* Items from an interface collection *
- - - -
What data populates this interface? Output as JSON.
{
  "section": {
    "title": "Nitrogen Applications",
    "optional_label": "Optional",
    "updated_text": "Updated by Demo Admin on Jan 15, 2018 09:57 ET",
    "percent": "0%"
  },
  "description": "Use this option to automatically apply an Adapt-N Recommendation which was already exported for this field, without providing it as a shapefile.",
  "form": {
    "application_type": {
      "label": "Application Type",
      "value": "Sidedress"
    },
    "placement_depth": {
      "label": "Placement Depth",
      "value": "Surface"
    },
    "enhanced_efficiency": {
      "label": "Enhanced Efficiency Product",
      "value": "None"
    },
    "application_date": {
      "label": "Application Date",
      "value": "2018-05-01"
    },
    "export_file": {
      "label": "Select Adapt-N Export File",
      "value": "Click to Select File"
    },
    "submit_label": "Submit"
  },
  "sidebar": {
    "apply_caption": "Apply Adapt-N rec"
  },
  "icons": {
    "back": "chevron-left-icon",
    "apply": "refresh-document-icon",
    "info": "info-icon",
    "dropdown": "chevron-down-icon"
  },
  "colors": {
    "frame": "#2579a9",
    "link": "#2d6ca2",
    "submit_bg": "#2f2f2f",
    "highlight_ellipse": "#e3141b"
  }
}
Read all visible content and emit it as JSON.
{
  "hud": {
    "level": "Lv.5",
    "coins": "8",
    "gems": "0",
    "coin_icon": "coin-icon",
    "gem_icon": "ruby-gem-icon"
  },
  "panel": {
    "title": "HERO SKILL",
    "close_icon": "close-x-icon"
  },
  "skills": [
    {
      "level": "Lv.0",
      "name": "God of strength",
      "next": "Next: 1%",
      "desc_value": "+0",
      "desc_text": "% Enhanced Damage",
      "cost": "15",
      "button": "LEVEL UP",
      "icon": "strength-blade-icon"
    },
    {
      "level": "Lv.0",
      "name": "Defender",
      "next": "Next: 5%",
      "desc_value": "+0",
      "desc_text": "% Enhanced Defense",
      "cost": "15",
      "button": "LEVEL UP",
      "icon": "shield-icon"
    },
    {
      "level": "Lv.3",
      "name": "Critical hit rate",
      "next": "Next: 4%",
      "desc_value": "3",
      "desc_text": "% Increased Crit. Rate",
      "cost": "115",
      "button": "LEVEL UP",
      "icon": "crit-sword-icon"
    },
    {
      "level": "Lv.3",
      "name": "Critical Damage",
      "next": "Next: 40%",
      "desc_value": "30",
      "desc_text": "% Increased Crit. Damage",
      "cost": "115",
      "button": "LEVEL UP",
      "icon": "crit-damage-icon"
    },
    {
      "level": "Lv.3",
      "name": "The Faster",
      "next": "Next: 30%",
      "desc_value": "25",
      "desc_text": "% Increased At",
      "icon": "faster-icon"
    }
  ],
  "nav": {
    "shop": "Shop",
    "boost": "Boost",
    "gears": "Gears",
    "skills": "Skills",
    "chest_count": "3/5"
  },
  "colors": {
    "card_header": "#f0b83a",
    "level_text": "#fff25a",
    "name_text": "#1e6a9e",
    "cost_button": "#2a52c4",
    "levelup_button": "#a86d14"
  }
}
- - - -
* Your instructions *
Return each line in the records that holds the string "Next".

* Answer to the problem *
      "next": "Next: 1%",
      "next": "Next: 5%",
      "next": "Next: 4%",
      "next": "Next: 40%",
      "next": "Next: 30%",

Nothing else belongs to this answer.